Case closed: I-94 pileups investigation ends with 63 drivers cited

Posted at 6:56 PM, Mar 19, 2015
and last updated 2015-03-19 18:59:20-04

KALAMAZOO CO., Mich. -- The investigation into the deadly I-94 pileups has concluded, according to the Michigan State Police.

Two pileups shut down both sides of the highway on January 9th.  After more than two months of investigating, the state department released their findings today.

Of the 193 drivers involved in the pile-up near Climax, state police will issue citations to 63 of them. One truck driver from Canada died in the crash and 18 people were injured.

As if the pileup wasn’t sensational enough due to the shear numbers of vehicles involved, one truck carrying fireworks and another truck carrying liquid formic acid caught fire next to one another, leading to an evacuation order.

In finishing its investigation, MSP determined that while the weather contributed to the crash, the bottom line was that most of the drivers involved were driving too fast for conditions.

“It was determined that citations would be issued to all drivers found at-fault for violation of basic speed law,” said a statement issued by the MSP Paw Paw post.

The basic speed law in Michigan states that “a person shall not operate a vehicle upon a highway at a speed greater than that which will permit a stop within the assured, clear distance ahead.” (MCL 257.627)

Five of the drivers are being cited for other violations, such as failing to have insurance, driving without a license, and having an improper plate.

Investigators used both photos and videos to determine causes of the crash, which technically was two crashes, one in the eastbound lanes involved 60 vehicles and one in the westbound lanes involved 133 vehicles:

About 9:20 a.m. the crashes began that morning in the eastbound lanes during heavy snow. It started when a semi rear-ended a van, which collided with a car. The westbound crashes began about five minutes later when westbound drivers became distracted by the eastbound pileup.

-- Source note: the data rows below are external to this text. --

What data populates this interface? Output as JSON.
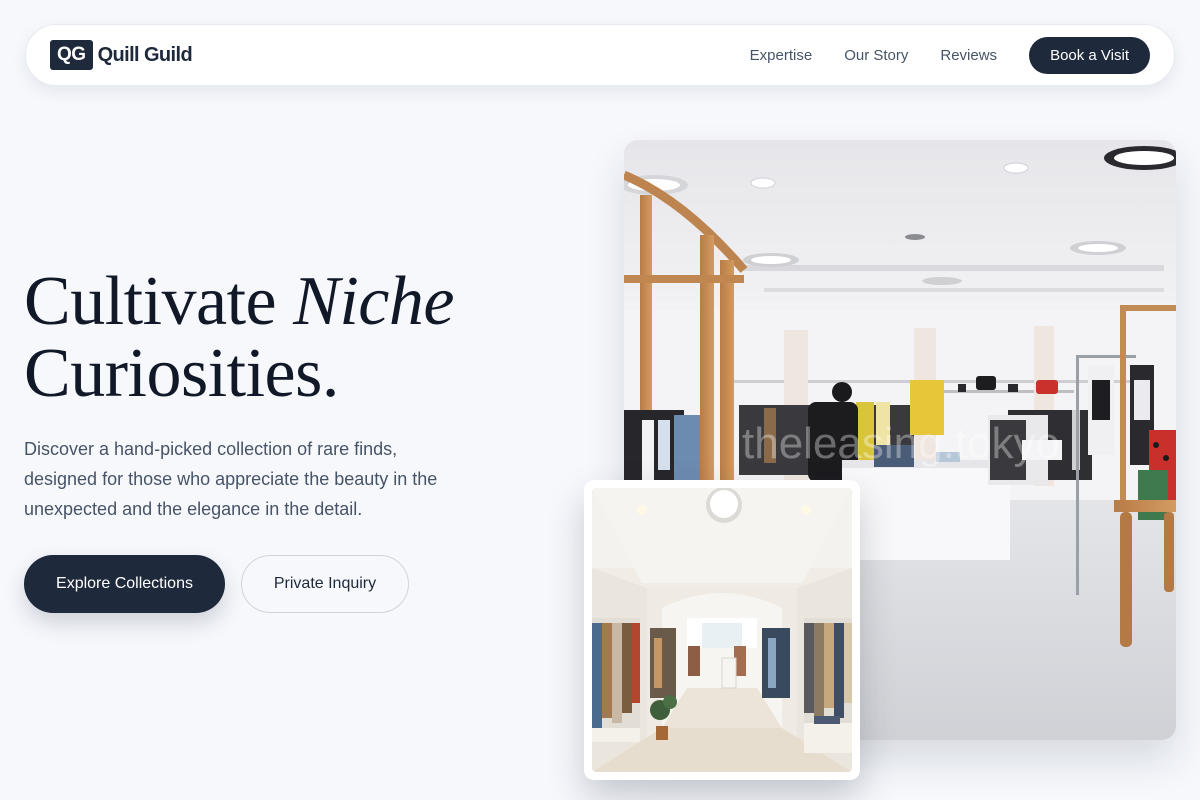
{
  "nav": {
    "logo_mark": "QG",
    "brand_name": "Quill Guild",
    "links": [
      "Expertise",
      "Our Story",
      "Reviews"
    ],
    "cta_label": "Book a Visit"
  },
  "hero": {
    "title_part1": "Cultivate ",
    "title_emphasis": "Niche",
    "title_part2": "Curiosities.",
    "description": "Discover a hand-picked collection of rare finds, designed for those who appreciate the beauty in the unexpected and the elegance in the detail.",
    "primary_button": "Explore Collections",
    "secondary_button": "Private Inquiry"
  },
  "images": {
    "main_alt": "Bright boutique interior with clothing racks",
    "inset_alt": "Narrow clothing shop corridor with racks"
  },
  "colors": {
    "background": "#f6f8fc",
    "accent_dark": "#1e293b",
    "text_muted": "#475467"
  }
}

“This crash is a vivid illustration of the dangers of traveling too fast on icy and snowy roads,” said MSP Paw Paw Post Commander F/Lt. Dale Hinz in the statement.